Chicago is traditionally divided into 77 communities. The communities we explored the previous day were the Navy Pier and the Near North Side. Both are unabashedly commercial zones of the city, especially the Near North Side, where lies the Magnificent Mile, a historic thoroughfare lined by high-end malls and international chains. The most famous site in the area — and in fact the whole of Chicago — is the Navy Pier, with its lakeside views and a Ferris wheel (a Chicago product!) drawing about 8 million visitors a year (at least before the pandemic).
Today, though, we’re exploring the Chicago Loop, the city’s commercial and historic heart. We emerge from a basement parking lot to the Millennium Park, where the iconic Cloud Gate sculpture is. We take a few pictures in front of the large stainless steel structure, then proceed to the Loop itself. L trains run above the streets, snaking around buildings whose architecture transport one to a bygone era. The neighborhood’s name in fact comes from the loops these trains make around the area before branching out to different parts of the city.
Skyscrapers first rose from the streets of Chicago, so it’s little wonder that the city also boasts some of those with the most gorgeous architecture. Some of the notable are the Chicago Board of Trade, the Chicago Cultural Center, and the Rookery. My sister in fact wastes no time posing in front of a lot of these buildings, her spirit oozing with joy from the fact she’s reconnected with her roots.
After a lunch at a chicken fast food restaurant, we ride an L train to the Willis Tower. It was still called Sears Tower when we first went here in the 80s, and at that time it was the tallest building in the world. Now, it’s named after the insurance broker company that entered into a leasing agreement with the building in 2009. And it’s now the 23rd-tallest building in the world. Before ascending to the top of the tower, we pass through a series of murals showing the different aspects of Chicago — food, buildings, public art installations, notable people. At the end of the presentation, we ride an elevator dishing out some bits of trivia as we rise to the Skydeck at the 103rd floor. We do the obligatory photo ops at the Ledge, a glass box protruding from the building, allowing visitors to see the streets below.

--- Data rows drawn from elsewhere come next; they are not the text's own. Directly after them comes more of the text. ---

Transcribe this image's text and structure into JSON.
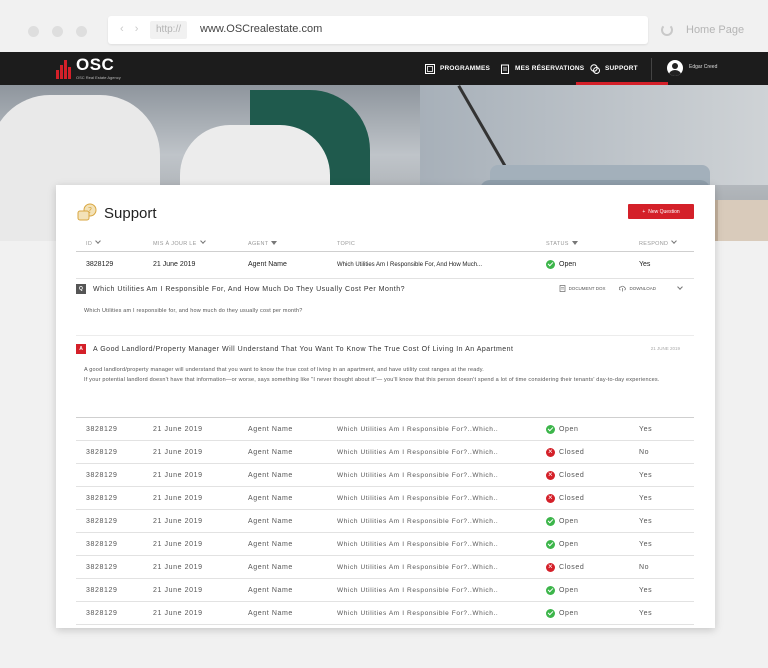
{
  "browser": {
    "protocol": "http://",
    "address": "www.OSCrealestate.com",
    "home_label": "Home Page"
  },
  "app": {
    "logo_text": "OSC",
    "logo_sub": "OSC Real Estate Agency",
    "nav": [
      {
        "label": "PROGRAMMES",
        "icon": "grid-icon"
      },
      {
        "label": "MES RÉSERVATIONS",
        "icon": "clipboard-icon"
      },
      {
        "label": "SUPPORT",
        "icon": "chat-icon",
        "active": true
      }
    ],
    "user_name": "Edgar Creed"
  },
  "page": {
    "title": "Support",
    "new_question_label": "New Question"
  },
  "table": {
    "headers": [
      "ID",
      "MIS À JOUR LE",
      "AGENT",
      "TOPIC",
      "STATUS",
      "RESPOND"
    ],
    "first_row": {
      "id": "3828129",
      "date": "21 June 2019",
      "agent": "Agent Name",
      "topic": "Which Utilities Am I Responsible For, And How Much...",
      "status": "Open",
      "respond": "Yes"
    },
    "rows": [
      {
        "id": "3828129",
        "date": "21 June 2019",
        "agent": "Agent Name",
        "topic": "Which Utilities Am I Responsible For?..Which..",
        "status": "Open",
        "respond": "Yes"
      },
      {
        "id": "3828129",
        "date": "21 June 2019",
        "agent": "Agent Name",
        "topic": "Which Utilities Am I Responsible For?..Which..",
        "status": "Closed",
        "respond": "No"
      },
      {
        "id": "3828129",
        "date": "21 June 2019",
        "agent": "Agent Name",
        "topic": "Which Utilities Am I Responsible For?..Which..",
        "status": "Closed",
        "respond": "Yes"
      },
      {
        "id": "3828129",
        "date": "21 June 2019",
        "agent": "Agent Name",
        "topic": "Which Utilities Am I Responsible For?..Which..",
        "status": "Closed",
        "respond": "Yes"
      },
      {
        "id": "3828129",
        "date": "21 June 2019",
        "agent": "Agent Name",
        "topic": "Which Utilities Am I Responsible For?..Which..",
        "status": "Open",
        "respond": "Yes"
      },
      {
        "id": "3828129",
        "date": "21 June 2019",
        "agent": "Agent Name",
        "topic": "Which Utilities Am I Responsible For?..Which..",
        "status": "Open",
        "respond": "Yes"
      },
      {
        "id": "3828129",
        "date": "21 June 2019",
        "agent": "Agent Name",
        "topic": "Which Utilities Am I Responsible For?..Which..",
        "status": "Closed",
        "respond": "No"
      },
      {
        "id": "3828129",
        "date": "21 June 2019",
        "agent": "Agent Name",
        "topic": "Which Utilities Am I Responsible For?..Which..",
        "status": "Open",
        "respond": "Yes"
      },
      {
        "id": "3828129",
        "date": "21 June 2019",
        "agent": "Agent Name",
        "topic": "Which Utilities Am I Responsible For?..Which..",
        "status": "Open",
        "respond": "Yes"
      }
    ]
  },
  "expanded": {
    "question_badge": "Q",
    "question_title": "Which Utilities Am I Responsible For, And How Much Do They Usually Cost Per Month?",
    "document_label": "DOCUMENT DOX",
    "download_label": "DOWNLOAD",
    "question_text": "Which Utilities am I responsible for, and how much do they usually cost per month?",
    "answer_badge": "A",
    "answer_title": "A Good Landlord/Property Manager Will Understand That You Want To Know The True Cost Of Living In An Apartment",
    "answer_date": "21 JUNE 2019",
    "answer_text_1": "A good landlord/property manager will understand that you want to know the true cost of living in an apartment, and have utility cost ranges at the ready.",
    "answer_text_2": "If your potential landlord doesn't have that information—or worse, says something like \"I never thought about it\"— you'll know that this person doesn't spend a lot of time considering their tenants' day-to-day experiences."
  },
  "colors": {
    "accent": "#d42029",
    "open": "#3cb54a",
    "closed": "#d42029",
    "navbar": "#1c1c1c"
  }
}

We return to Chicago four days later, after we’ve reunited with my dad, who’s back from his trip to a conference in Indiana. I go on a bike tour in the northern part of Chicago, while my mom and sister return to Willis Tower with my dad. After my bike tour, we drive to the Ukrainian Village in the western part of Chicago. It’s a quiet neighborhood, housing one of the largest concentration of Ukrainians in the U.S. Ribbons with the colors of the Ukrainian flag are tied around trees in the sidewalk, and banners proclaiming solidarity with country are displayed prominently everywhere. Three Ukrainian churches can be found in N Oakley Boulevard: St. Volodymyr Ukrainian Orthodox Cathedral, Saint Nicholas Ukrainian Catholic Cathedral, and Sts. Volodymyr and Olha Ukrainian Catholic Parish. Near the last two are the Ukrainian Museum of Contemporary Art and the Ukrainian National Museum.
Five days later, we return yet again, this time with Sam, a former co-teacher of mine who’s now living in Bloomingdale, a Chicago suburb, with his wife and two kids. He has a couple of connections with the University of Chicago, so we take this opportunity to have someone tour us around campus. The university grounds is large, and we only cover a small portion the whole morning. The cold morning air, which heralds the start of the fall season, as well as the clear blue sky work well with the regale architecture of the university to give something of a stately English countryside vibe.

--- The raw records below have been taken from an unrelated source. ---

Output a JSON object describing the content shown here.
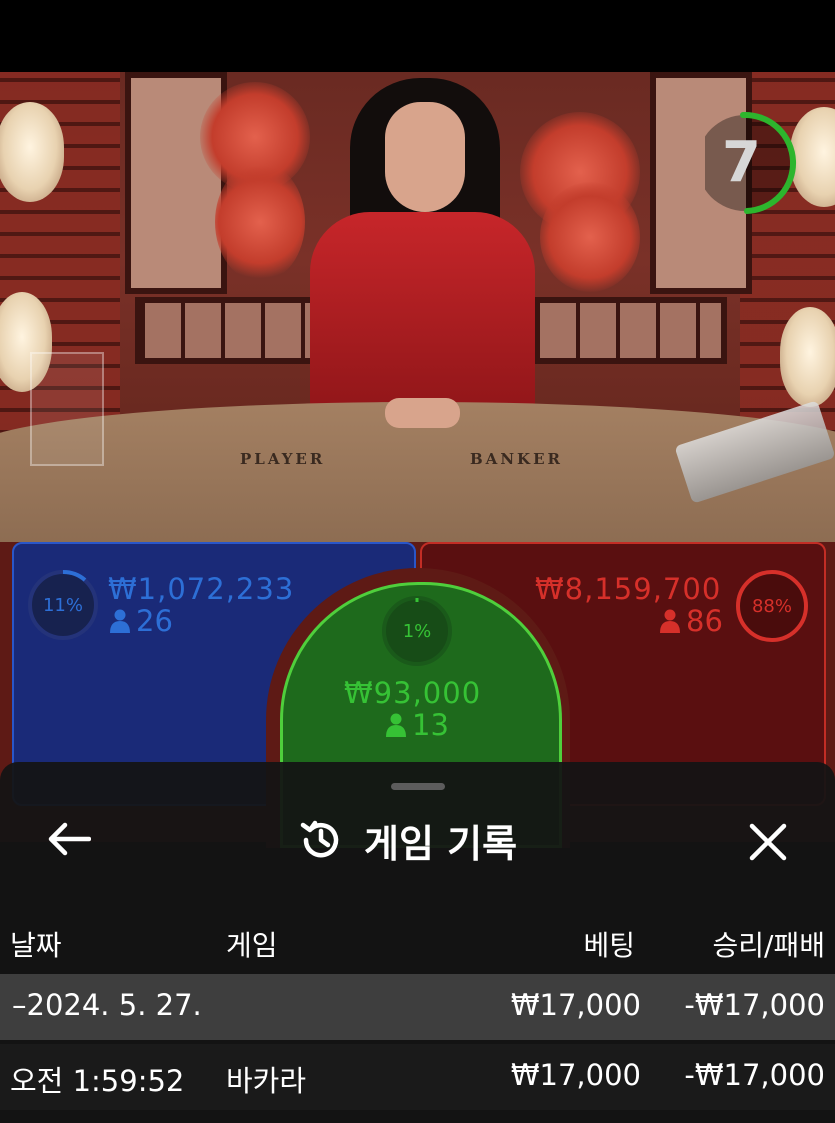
{
  "table": {
    "player_label": "PLAYER",
    "banker_label": "BANKER"
  },
  "timer": {
    "value": "7",
    "color": "#2db52d"
  },
  "bets": {
    "player": {
      "percent": "11%",
      "amount": "₩1,072,233",
      "players": "26",
      "color": "#2d6fd6"
    },
    "tie": {
      "percent": "1%",
      "amount": "₩93,000",
      "players": "13",
      "color": "#36c235"
    },
    "banker": {
      "percent": "88%",
      "amount": "₩8,159,700",
      "players": "86",
      "color": "#d6302a"
    }
  },
  "sheet": {
    "title": "게임 기록",
    "back_icon": "arrow-left-icon",
    "history_icon": "history-icon",
    "close_icon": "close-icon",
    "columns": {
      "date": "날짜",
      "game": "게임",
      "bet": "베팅",
      "result": "승리/패배"
    },
    "rows": [
      {
        "date": "2024. 5. 27.",
        "game": "",
        "bet": "₩17,000",
        "result": "-₩17,000"
      },
      {
        "date": "오전 1:59:52",
        "game": "바카라",
        "bet": "₩17,000",
        "result": "-₩17,000"
      }
    ]
  }
}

The beauty of the city obviously delights my mom and my sister, both of whom constantly comment, “Dito na lang tayo.” Whether they’re serious about staying here for good or are simply speaking out of excitement, I can’t say. What I’m certain is that I don’t mind if we do end up sticking around.